It makes a big difference as to whether you visit your doctor in the morning or later in the day a recent study has revealed.
A study done by researchers at he University of Pennsylvania and published by the Journal of the American Medical Association (JAMA) showed that patients who were eligible and being examined by their primary care physicians early in the morning received 64% more orders to be screened for breast cancer but by later in the afternoon the same doctors only ordered 48% of eligible patients to be screened for cancer.
And the results were the same for patients who were eligible to be screened for colon cancers. More tests were ordered earlier in the day than later in the day with
37 % of tests being ordered for 8 am patients but only 23% for patients at 5pm.
The study suggests that ‘decision fatigue,’ described as the mental burn out which makes it harder for people to make decisions the farther into their day it gets could be the reason for the drop-off in ordering of tests by the doctors in the later part of the day. The study also acknowledged though the possibility of doctors running out of time because they were getting behind on their appointments.

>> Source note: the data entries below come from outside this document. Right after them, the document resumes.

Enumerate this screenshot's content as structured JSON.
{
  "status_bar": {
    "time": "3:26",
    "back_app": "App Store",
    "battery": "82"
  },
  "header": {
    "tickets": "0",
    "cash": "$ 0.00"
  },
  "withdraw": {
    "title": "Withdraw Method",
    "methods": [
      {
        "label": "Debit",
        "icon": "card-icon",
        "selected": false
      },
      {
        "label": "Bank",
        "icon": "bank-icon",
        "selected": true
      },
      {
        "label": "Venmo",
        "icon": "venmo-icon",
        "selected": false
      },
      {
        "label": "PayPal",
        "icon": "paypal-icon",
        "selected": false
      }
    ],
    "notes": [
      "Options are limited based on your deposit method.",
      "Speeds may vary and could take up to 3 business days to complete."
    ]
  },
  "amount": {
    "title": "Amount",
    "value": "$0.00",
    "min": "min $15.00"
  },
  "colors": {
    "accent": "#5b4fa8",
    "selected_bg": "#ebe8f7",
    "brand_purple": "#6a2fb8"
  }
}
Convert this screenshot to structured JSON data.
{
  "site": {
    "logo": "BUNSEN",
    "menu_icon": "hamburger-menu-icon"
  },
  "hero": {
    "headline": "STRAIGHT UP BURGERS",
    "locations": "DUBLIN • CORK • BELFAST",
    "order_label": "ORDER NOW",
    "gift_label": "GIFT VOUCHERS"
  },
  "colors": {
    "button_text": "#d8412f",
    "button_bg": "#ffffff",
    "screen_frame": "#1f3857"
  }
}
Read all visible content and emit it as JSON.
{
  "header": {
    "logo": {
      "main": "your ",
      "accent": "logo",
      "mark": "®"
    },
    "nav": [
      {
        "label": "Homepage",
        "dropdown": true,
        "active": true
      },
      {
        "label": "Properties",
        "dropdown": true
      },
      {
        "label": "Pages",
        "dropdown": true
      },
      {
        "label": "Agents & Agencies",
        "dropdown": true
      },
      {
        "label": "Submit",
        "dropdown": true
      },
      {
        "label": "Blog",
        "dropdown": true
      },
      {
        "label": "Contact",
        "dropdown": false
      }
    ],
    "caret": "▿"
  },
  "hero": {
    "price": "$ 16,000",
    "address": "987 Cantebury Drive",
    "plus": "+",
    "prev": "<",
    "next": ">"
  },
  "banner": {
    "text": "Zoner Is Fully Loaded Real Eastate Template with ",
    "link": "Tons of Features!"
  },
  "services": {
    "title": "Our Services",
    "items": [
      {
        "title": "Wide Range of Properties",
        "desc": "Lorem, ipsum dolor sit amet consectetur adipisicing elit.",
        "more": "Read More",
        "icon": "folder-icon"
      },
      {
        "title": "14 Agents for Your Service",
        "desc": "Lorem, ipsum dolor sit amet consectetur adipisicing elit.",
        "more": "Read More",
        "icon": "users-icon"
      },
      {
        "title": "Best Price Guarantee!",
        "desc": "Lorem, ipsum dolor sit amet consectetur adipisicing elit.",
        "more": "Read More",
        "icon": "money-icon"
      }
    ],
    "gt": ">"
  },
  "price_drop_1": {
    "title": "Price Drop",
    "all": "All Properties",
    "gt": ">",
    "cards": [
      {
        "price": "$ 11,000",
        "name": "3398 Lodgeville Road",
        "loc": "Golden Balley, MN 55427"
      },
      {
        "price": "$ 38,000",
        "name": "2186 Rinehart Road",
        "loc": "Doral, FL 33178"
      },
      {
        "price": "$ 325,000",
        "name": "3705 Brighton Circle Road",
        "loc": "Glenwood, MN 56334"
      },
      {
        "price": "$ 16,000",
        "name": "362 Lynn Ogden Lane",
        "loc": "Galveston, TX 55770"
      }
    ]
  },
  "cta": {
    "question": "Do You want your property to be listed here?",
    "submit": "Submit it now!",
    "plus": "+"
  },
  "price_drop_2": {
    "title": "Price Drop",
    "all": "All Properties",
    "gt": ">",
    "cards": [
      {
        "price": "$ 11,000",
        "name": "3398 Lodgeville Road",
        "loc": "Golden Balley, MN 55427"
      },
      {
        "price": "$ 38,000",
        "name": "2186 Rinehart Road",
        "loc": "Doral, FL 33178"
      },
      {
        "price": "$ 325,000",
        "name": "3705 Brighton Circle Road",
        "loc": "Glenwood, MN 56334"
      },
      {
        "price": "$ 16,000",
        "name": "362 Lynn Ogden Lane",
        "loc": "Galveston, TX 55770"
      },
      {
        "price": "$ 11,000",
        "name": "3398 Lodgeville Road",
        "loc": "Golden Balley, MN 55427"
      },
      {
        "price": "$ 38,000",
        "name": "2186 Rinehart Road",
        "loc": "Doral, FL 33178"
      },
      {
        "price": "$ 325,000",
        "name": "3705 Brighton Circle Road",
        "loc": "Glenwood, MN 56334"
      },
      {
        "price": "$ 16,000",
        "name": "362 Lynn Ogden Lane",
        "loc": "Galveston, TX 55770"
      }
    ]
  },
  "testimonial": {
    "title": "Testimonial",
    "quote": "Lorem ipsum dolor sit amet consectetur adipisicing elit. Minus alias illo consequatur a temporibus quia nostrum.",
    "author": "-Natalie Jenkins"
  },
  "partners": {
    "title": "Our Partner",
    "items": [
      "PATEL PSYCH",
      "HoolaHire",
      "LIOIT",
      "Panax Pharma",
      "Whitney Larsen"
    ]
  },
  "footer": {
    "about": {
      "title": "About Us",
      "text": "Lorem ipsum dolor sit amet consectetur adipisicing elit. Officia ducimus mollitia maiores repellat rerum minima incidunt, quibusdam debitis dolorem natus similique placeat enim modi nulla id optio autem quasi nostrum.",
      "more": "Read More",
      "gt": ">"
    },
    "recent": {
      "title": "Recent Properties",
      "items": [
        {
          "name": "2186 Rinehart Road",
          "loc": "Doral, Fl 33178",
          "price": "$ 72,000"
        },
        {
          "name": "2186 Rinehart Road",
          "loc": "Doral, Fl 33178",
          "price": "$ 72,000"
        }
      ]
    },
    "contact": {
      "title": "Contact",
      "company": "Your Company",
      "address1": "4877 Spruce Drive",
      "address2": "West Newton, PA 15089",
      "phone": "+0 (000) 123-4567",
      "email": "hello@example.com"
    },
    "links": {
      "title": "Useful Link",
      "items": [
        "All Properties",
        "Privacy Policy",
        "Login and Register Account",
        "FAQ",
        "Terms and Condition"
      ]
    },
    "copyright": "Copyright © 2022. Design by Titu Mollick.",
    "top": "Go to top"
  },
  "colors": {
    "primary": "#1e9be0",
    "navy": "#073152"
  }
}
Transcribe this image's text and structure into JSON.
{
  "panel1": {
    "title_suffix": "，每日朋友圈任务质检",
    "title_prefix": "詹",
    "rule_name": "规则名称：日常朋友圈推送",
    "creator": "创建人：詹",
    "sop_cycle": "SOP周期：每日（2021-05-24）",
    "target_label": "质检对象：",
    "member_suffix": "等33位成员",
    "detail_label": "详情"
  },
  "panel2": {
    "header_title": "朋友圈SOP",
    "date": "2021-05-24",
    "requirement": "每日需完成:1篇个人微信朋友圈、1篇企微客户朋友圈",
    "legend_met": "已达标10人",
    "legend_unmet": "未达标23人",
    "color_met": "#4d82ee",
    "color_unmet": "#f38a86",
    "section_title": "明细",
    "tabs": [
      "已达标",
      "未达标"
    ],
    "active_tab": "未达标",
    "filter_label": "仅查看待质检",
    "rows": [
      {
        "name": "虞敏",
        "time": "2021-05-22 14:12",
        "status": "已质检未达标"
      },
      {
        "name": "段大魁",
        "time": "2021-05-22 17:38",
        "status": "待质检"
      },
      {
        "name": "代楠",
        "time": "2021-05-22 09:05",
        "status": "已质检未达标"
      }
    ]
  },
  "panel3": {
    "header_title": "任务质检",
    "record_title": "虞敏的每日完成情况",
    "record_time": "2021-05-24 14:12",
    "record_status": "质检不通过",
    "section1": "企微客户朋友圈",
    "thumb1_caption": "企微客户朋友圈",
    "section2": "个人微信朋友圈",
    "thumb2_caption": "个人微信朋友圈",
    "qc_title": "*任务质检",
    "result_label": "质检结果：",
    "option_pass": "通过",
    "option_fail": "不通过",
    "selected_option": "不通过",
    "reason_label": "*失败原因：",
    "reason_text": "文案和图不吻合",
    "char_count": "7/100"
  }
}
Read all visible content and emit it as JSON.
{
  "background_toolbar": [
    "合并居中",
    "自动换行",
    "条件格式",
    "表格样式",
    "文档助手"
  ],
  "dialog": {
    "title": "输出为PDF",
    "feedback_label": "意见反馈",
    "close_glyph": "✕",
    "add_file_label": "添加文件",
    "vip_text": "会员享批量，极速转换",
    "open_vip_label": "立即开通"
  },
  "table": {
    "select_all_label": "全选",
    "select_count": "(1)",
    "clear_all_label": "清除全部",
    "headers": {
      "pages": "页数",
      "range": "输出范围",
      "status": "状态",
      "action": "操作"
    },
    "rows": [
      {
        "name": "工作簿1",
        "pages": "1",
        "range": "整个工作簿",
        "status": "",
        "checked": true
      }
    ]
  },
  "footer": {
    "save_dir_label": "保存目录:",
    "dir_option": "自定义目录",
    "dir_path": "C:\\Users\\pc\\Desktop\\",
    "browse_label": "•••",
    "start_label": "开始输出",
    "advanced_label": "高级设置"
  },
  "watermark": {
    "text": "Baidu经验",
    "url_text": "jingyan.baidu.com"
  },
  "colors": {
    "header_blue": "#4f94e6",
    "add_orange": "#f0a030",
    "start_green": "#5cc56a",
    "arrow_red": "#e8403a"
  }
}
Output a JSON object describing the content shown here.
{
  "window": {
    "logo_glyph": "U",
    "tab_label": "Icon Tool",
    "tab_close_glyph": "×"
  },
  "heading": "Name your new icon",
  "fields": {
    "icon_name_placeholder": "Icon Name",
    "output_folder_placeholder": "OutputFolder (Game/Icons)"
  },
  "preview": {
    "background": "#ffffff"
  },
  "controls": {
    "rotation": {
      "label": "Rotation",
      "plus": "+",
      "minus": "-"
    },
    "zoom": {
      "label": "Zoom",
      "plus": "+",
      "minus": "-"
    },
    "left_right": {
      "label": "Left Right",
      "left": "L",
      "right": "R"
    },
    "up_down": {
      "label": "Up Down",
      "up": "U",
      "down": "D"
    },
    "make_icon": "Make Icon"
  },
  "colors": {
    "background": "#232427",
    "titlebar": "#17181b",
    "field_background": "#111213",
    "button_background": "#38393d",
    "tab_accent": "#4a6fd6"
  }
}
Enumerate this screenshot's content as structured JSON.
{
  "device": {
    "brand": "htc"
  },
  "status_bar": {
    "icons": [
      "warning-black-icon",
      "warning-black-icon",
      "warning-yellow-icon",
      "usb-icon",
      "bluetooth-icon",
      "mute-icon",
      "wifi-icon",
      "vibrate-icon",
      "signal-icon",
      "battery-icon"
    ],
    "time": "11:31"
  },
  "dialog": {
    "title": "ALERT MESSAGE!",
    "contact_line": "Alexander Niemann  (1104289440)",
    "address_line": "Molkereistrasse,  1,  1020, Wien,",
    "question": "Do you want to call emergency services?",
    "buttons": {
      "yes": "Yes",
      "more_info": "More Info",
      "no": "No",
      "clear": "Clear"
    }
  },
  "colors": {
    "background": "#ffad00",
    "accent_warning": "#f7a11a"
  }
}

Researchers also suggested that as the day progresses, physicians may spend less time discussing screenings with their patients because they have already done so a number of times as well as the possibility that later in the day, patients are in a hurry to get done with their appointment and don’t want to take the extra time to discuss a cancer screening.
This study presents a sobering observation of decision fatigue which does not only include the medical profession but also in other areas such as video streaming tendencies, water polo players and even parole decisions in law enforcement when decisions are made later in the day.
To remedy this situation for afternoon decision fatigue in the medical community, ‘nudges’ or reminders are made to doctors electronically on computers to discuss with their patients who are eligible for cancer or colorectal screenings to have one done.
Dr. Mitesh Patel, who is the director of the Penn Medicine Nudge Unit and who is an assistant professor of Medicine at the University of Pennsylvania, says “Our new study adds to the growing evidence that time of day and decision fatigue impacts patient care. In past work, we’ve found that nudges in the electronic health record can be used to address these types of gaps in care, which we suspect will be the case here.”